  5. Worksheet

    U.S. Energy Information Administration (EIA) Indexed Site

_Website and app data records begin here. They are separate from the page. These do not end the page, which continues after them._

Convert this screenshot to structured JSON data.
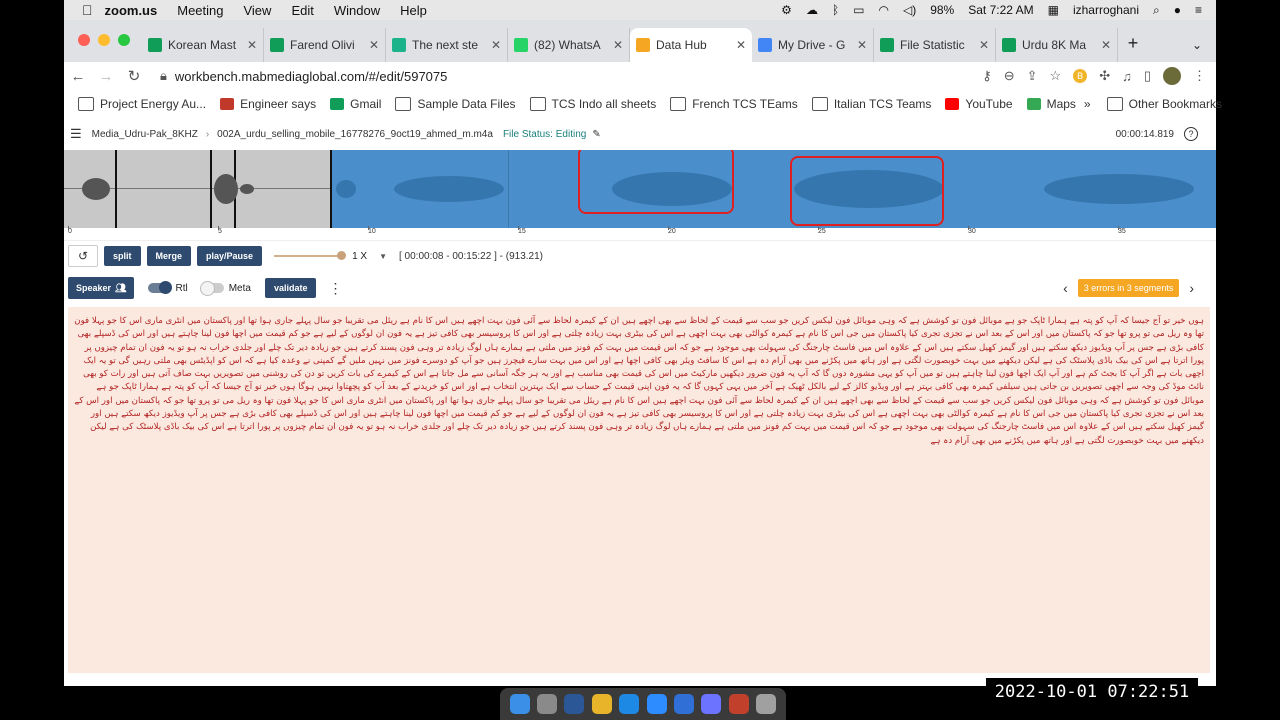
{
  "mac_menubar": {
    "app": "zoom.us",
    "menus": [
      "Meeting",
      "View",
      "Edit",
      "Window",
      "Help"
    ],
    "battery": "98%",
    "clock": "Sat 7:22 AM",
    "user": "izharroghani",
    "icons": [
      "gear-icon",
      "cloud-icon",
      "bluetooth-icon",
      "battery-icon",
      "wifi-icon",
      "volume-icon",
      "search-icon"
    ]
  },
  "tabs": [
    {
      "title": "Korean Mast",
      "color": "#0f9d58"
    },
    {
      "title": "Farend Olivi",
      "color": "#0f9d58"
    },
    {
      "title": "The next ste",
      "color": "#1bb38a"
    },
    {
      "title": "(82) WhatsA",
      "color": "#25d366"
    },
    {
      "title": "Data Hub",
      "color": "#f5a623",
      "active": true
    },
    {
      "title": "My Drive - G",
      "color": "#4285f4"
    },
    {
      "title": "File Statistic",
      "color": "#0f9d58"
    },
    {
      "title": "Urdu 8K Ma",
      "color": "#0f9d58"
    }
  ],
  "address": {
    "url": "workbench.mabmediaglobal.com/#/edit/597075"
  },
  "bookmarks": [
    {
      "label": "Project Energy Au...",
      "kind": "folder"
    },
    {
      "label": "Engineer says",
      "kind": "flag",
      "color": "#c0392b"
    },
    {
      "label": "Gmail",
      "kind": "icon",
      "color": "#0f9d58"
    },
    {
      "label": "Sample Data Files",
      "kind": "folder"
    },
    {
      "label": "TCS Indo all sheets",
      "kind": "folder"
    },
    {
      "label": "French TCS TEams",
      "kind": "folder"
    },
    {
      "label": "Italian TCS Teams",
      "kind": "folder"
    },
    {
      "label": "YouTube",
      "kind": "icon",
      "color": "#ff0000"
    },
    {
      "label": "Maps",
      "kind": "icon",
      "color": "#34a853"
    }
  ],
  "bookmarks_more": "»",
  "other_bookmarks": "Other Bookmarks",
  "breadcrumb": {
    "project": "Media_Udru-Pak_8KHZ",
    "file": "002A_urdu_selling_mobile_16778276_9oct19_ahmed_m.m4a",
    "status": "File Status: Editing",
    "time": "00:00:14.819"
  },
  "ruler": {
    "ticks": [
      "0",
      "5",
      "10",
      "15",
      "20",
      "25",
      "30",
      "35"
    ]
  },
  "controls": {
    "split": "split",
    "merge": "Merge",
    "play": "play/Pause",
    "speed": "1 X",
    "range": "[ 00:00:08 - 00:15:22 ] - (913.21)"
  },
  "toolbar2": {
    "speaker": "Speaker",
    "rtl": "Rtl",
    "meta": "Meta",
    "validate": "validate",
    "errors": "3 errors in 3 segments"
  },
  "transcript": "ہوں خیر تو آج جیسا کہ آپ کو پتہ ہے ہمارا ٹاپک جو ہے موبائل فون تو کوشش ہے کہ وہی موبائل فون لیکس کریں جو سب سے قیمت کے لحاظ سے بھی اچھے ہیں ان کے کیمرہ لحاظ سے آئی فون بہت اچھے ہیں اس کا نام ہے ریئل می تقریبا جو سال پہلے جاری ہوا تھا اور پاکستان میں انٹری ماری اس کا جو پہلا فون تھا وہ ریل می تو پرو تھا جو کہ پاکستان میں اور اس کے بعد اس نے تجزی تجری کیا پاکستان میں جی اس کا نام ہے کیمرہ کوالٹی بھی بہت اچھی ہے اس کی بیٹری بہت زیادہ چلتی ہے اور اس کا پروسیسر بھی کافی تیز ہے یہ فون ان لوگوں کے لیے ہے جو کم قیمت میں اچھا فون لینا چاہتے ہیں اور اس کی ڈسپلے بھی کافی بڑی ہے جس پر آپ ویڈیوز دیکھ سکتے ہیں اور گیمز کھیل سکتے ہیں اس کے علاوہ اس میں فاسٹ چارجنگ کی سہولت بھی موجود ہے جو کہ اس قیمت میں بہت کم فونز میں ملتی ہے ہمارے ہاں لوگ زیادہ تر وہی فون پسند کرتے ہیں جو زیادہ دیر تک چلے اور جلدی خراب نہ ہو تو یہ فون ان تمام چیزوں پر پورا اترتا ہے اس کی بیک باڈی پلاسٹک کی ہے لیکن دیکھنے میں بہت خوبصورت لگتی ہے اور ہاتھ میں پکڑنے میں بھی آرام دہ ہے اس کا سافٹ ویئر بھی کافی اچھا ہے اور اس میں بہت سارے فیچرز ہیں جو آپ کو دوسرے فونز میں نہیں ملیں گے کمپنی نے وعدہ کیا ہے کہ اس کو اپڈیٹس بھی ملتی رہیں گی تو یہ ایک اچھی بات ہے اگر آپ کا بجٹ کم ہے اور آپ ایک اچھا فون لینا چاہتے ہیں تو میں آپ کو یہی مشورہ دوں گا کہ آپ یہ فون ضرور دیکھیں مارکیٹ میں اس کی قیمت بھی مناسب ہے اور یہ ہر جگہ آسانی سے مل جاتا ہے اس کے کیمرے کی بات کریں تو دن کی روشنی میں تصویریں بہت صاف آتی ہیں اور رات کو بھی نائٹ موڈ کی وجہ سے اچھی تصویریں بن جاتی ہیں سیلفی کیمرہ بھی کافی بہتر ہے اور ویڈیو کالز کے لیے بالکل ٹھیک ہے آخر میں یہی کہوں گا کہ یہ فون اپنی قیمت کے حساب سے ایک بہترین انتخاب ہے اور اس کو خریدنے کے بعد آپ کو پچھتاوا نہیں ہوگا ہوں خیر تو آج جیسا کہ آپ کو پتہ ہے ہمارا ٹاپک جو ہے موبائل فون تو کوشش ہے کہ وہی موبائل فون لیکس کریں جو سب سے قیمت کے لحاظ سے بھی اچھے ہیں ان کے کیمرہ لحاظ سے آئی فون بہت اچھے ہیں اس کا نام ہے ریئل می تقریبا جو سال پہلے جاری ہوا تھا اور پاکستان میں انٹری ماری اس کا جو پہلا فون تھا وہ ریل می تو پرو تھا جو کہ پاکستان میں اور اس کے بعد اس نے تجزی تجری کیا پاکستان میں جی اس کا نام ہے کیمرہ کوالٹی بھی بہت اچھی ہے اس کی بیٹری بہت زیادہ چلتی ہے اور اس کا پروسیسر بھی کافی تیز ہے یہ فون ان لوگوں کے لیے ہے جو کم قیمت میں اچھا فون لینا چاہتے ہیں اور اس کی ڈسپلے بھی کافی بڑی ہے جس پر آپ ویڈیوز دیکھ سکتے ہیں اور گیمز کھیل سکتے ہیں اس کے علاوہ اس میں فاسٹ چارجنگ کی سہولت بھی موجود ہے جو کہ اس قیمت میں بہت کم فونز میں ملتی ہے ہمارے ہاں لوگ زیادہ تر وہی فون پسند کرتے ہیں جو زیادہ دیر تک چلے اور جلدی خراب نہ ہو تو یہ فون ان تمام چیزوں پر پورا اترتا ہے اس کی بیک باڈی پلاسٹک کی ہے لیکن دیکھنے میں بہت خوبصورت لگتی ہے اور ہاتھ میں پکڑنے میں بھی آرام دہ ہے",
  "timestamp_overlay": "2022-10-01 07:22:51",
  "colors": {
    "accent": "#2e4a6e",
    "error": "#f5a623",
    "waveform": "#4a8fcc",
    "text": "#b22222"
  }
}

    ;Tennessee Valley Authority",22,"MEC","Finley",100,0.61,"OH","AC",161,161,954,"ASCR","Single",1,2,"Steel Tower",,9879,303540,156165,181613,651197,"application/vnd.ms-excel" 2003,18642,"Tennessee Valley Authority",23,"Pickwick-South Jackson","Magic Valley",100,1.38,"OH","AC",161,161,954,"ASCR","Single",1,1,"Steel Pole",,78377,284367,113237,237716,713697,"application/vnd.ms-excel" 2003,18642,"Tennessee Valley Authority",24,"Wolf Creek-Choctaw 500 kV TL","Reliant French Camp Gener Plt",100,0.11,"OH","AC",500,500,954,"ASCR","Triple",1,2,"Steel Tower",,0,863770,411493,891161,2166424,"application/vnd.ms-excel" 2003,18642,"Tennessee Valley Authority",25,"Widows Creek Ft. Payne 161 kV","Flat Rock 161 kV SS",100,2.05,"OH","AC",161,161,397.5,"ASCR","Single",1,1,"Steel Tower",,130460,443384,182965,410228,1167037,"application/vnd.ms-excel" 2003,18642,"Tennessee Valley Authority",26,"Volunteer-Cherokee HP 161 kV T","Oakland 161 kV SS",100,0.5,"OH","AC",161,161,1351,"ASCR","Single",1,2,"Steel Tower",,0,159020,71787,133784,364591,"application/vnd.ms-excel" 2003,18642,"Tennessee Valley Authority",27,"Cordell-Hull-Carthage 161 kV","South Carthage 161 kV SS",100,1.68,"OH","AC",161,161,636,"ASCR","Single",1,2,"Steel Tower",,0,209664,102390,256537,568591,"application/vnd.ms-excel" 2003,20447,"Western Farmers Elec Coop Inc",1,"Arco","Sprectrum",100,5.89,"OH","AC",138,138,336.4,"ACSR","Single",1,1,"